● **Task details**
Write the listing out once more, with every line exactly as it stands.
(Data)
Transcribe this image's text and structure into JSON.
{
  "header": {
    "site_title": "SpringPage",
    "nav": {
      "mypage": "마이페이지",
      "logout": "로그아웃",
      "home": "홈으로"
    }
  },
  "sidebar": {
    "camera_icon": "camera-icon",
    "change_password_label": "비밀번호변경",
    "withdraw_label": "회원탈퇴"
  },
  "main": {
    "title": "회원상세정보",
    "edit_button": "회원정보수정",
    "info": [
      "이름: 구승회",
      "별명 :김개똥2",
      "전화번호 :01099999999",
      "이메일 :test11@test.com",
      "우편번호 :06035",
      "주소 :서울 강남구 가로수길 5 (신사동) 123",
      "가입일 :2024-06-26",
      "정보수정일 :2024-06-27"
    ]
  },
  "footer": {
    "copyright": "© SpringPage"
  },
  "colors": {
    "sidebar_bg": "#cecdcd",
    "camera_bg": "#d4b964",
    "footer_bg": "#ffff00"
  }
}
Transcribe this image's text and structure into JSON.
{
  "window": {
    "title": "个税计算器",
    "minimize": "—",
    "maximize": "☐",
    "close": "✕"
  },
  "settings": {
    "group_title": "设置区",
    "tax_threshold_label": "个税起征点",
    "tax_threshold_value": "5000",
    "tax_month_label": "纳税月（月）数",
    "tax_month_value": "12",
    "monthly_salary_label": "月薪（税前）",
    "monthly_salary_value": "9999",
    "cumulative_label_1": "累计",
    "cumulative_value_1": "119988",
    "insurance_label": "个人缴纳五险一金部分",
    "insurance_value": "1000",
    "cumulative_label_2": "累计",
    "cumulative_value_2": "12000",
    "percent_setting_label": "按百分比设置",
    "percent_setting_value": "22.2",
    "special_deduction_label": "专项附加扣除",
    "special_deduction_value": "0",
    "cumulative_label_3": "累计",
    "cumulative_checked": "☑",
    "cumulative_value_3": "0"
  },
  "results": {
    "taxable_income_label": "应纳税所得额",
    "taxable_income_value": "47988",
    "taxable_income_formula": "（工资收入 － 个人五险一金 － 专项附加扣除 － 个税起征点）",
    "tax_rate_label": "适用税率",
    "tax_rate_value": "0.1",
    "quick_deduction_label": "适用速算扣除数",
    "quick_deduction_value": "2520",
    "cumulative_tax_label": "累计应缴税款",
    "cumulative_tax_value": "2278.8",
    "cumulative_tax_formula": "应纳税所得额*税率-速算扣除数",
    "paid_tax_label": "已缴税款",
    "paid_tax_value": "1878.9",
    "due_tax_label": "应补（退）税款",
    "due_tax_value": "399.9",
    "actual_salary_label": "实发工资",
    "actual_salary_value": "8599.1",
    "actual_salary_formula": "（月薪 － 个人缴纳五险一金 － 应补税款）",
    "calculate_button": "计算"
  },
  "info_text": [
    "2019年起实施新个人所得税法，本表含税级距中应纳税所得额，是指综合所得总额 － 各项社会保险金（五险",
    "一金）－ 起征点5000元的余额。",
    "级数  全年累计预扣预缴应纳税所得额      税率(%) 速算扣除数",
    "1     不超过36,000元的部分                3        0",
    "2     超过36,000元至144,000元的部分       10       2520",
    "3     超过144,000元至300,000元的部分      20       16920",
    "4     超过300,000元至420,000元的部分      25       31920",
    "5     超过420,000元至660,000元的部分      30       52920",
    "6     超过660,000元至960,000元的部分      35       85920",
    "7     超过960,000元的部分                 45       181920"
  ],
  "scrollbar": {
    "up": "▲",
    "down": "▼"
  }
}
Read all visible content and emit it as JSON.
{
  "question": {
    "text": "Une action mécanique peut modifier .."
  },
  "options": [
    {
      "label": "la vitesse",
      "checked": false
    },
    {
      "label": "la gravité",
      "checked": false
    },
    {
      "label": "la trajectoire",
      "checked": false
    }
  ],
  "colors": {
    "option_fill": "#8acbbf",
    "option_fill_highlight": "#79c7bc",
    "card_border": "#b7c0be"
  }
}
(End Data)
● **Exercise response**
Transcribe this image's text and structure into JSON.
{
  "header": {
    "site_title": "SpringPage",
    "nav": {
      "mypage": "마이페이지",
      "logout": "로그아웃",
      "home": "홈으로"
    }
  },
  "sidebar": {
    "camera_icon": "camera-icon",
    "change_password_label": "비밀번호변경",
    "withdraw_label": "회원탈퇴"
  },
  "main": {
    "title": "회원상세정보",
    "edit_button": "회원정보수정",
    "info": [
      "이름: 구승회",
      "별명 :김개똥2",
      "전화번호 :01099999999",
      "이메일 :test11@test.com",
      "우편번호 :06035",
      "주소 :서울 강남구 가로수길 5 (신사동) 123",
      "가입일 :2024-06-26",
      "정보수정일 :2024-06-27"
    ]
  },
  "footer": {
    "copyright": "© SpringPage"
  },
  "colors": {
    "sidebar_bg": "#cecdcd",
    "camera_bg": "#d4b964",
    "footer_bg": "#ffff00"
  }
}
Transcribe this image's text and structure into JSON.
{
  "window": {
    "title": "个税计算器",
    "minimize": "—",
    "maximize": "☐",
    "close": "✕"
  },
  "settings": {
    "group_title": "设置区",
    "tax_threshold_label": "个税起征点",
    "tax_threshold_value": "5000",
    "tax_month_label": "纳税月（月）数",
    "tax_month_value": "12",
    "monthly_salary_label": "月薪（税前）",
    "monthly_salary_value": "9999",
    "cumulative_label_1": "累计",
    "cumulative_value_1": "119988",
    "insurance_label": "个人缴纳五险一金部分",
    "insurance_value": "1000",
    "cumulative_label_2": "累计",
    "cumulative_value_2": "12000",
    "percent_setting_label": "按百分比设置",
    "percent_setting_value": "22.2",
    "special_deduction_label": "专项附加扣除",
    "special_deduction_value": "0",
    "cumulative_label_3": "累计",
    "cumulative_checked": "☑",
    "cumulative_value_3": "0"
  },
  "results": {
    "taxable_income_label": "应纳税所得额",
    "taxable_income_value": "47988",
    "taxable_income_formula": "（工资收入 － 个人五险一金 － 专项附加扣除 － 个税起征点）",
    "tax_rate_label": "适用税率",
    "tax_rate_value": "0.1",
    "quick_deduction_label": "适用速算扣除数",
    "quick_deduction_value": "2520",
    "cumulative_tax_label": "累计应缴税款",
    "cumulative_tax_value": "2278.8",
    "cumulative_tax_formula": "应纳税所得额*税率-速算扣除数",
    "paid_tax_label": "已缴税款",
    "paid_tax_value": "1878.9",
    "due_tax_label": "应补（退）税款",
    "due_tax_value": "399.9",
    "actual_salary_label": "实发工资",
    "actual_salary_value": "8599.1",
    "actual_salary_formula": "（月薪 － 个人缴纳五险一金 － 应补税款）",
    "calculate_button": "计算"
  },
  "info_text": [
    "2019年起实施新个人所得税法，本表含税级距中应纳税所得额，是指综合所得总额 － 各项社会保险金（五险",
    "一金）－ 起征点5000元的余额。",
    "级数  全年累计预扣预缴应纳税所得额      税率(%) 速算扣除数",
    "1     不超过36,000元的部分                3        0",
    "2     超过36,000元至144,000元的部分       10       2520",
    "3     超过144,000元至300,000元的部分      20       16920",
    "4     超过300,000元至420,000元的部分      25       31920",
    "5     超过420,000元至660,000元的部分      30       52920",
    "6     超过660,000元至960,000元的部分      35       85920",
    "7     超过960,000元的部分                 45       181920"
  ],
  "scrollbar": {
    "up": "▲",
    "down": "▼"
  }
}
Read all visible content and emit it as JSON.
{
  "question": {
    "text": "Une action mécanique peut modifier .."
  },
  "options": [
    {
      "label": "la vitesse",
      "checked": false
    },
    {
      "label": "la gravité",
      "checked": false
    },
    {
      "label": "la trajectoire",
      "checked": false
    }
  ],
  "colors": {
    "option_fill": "#8acbbf",
    "option_fill_highlight": "#79c7bc",
    "card_border": "#b7c0be"
  }
}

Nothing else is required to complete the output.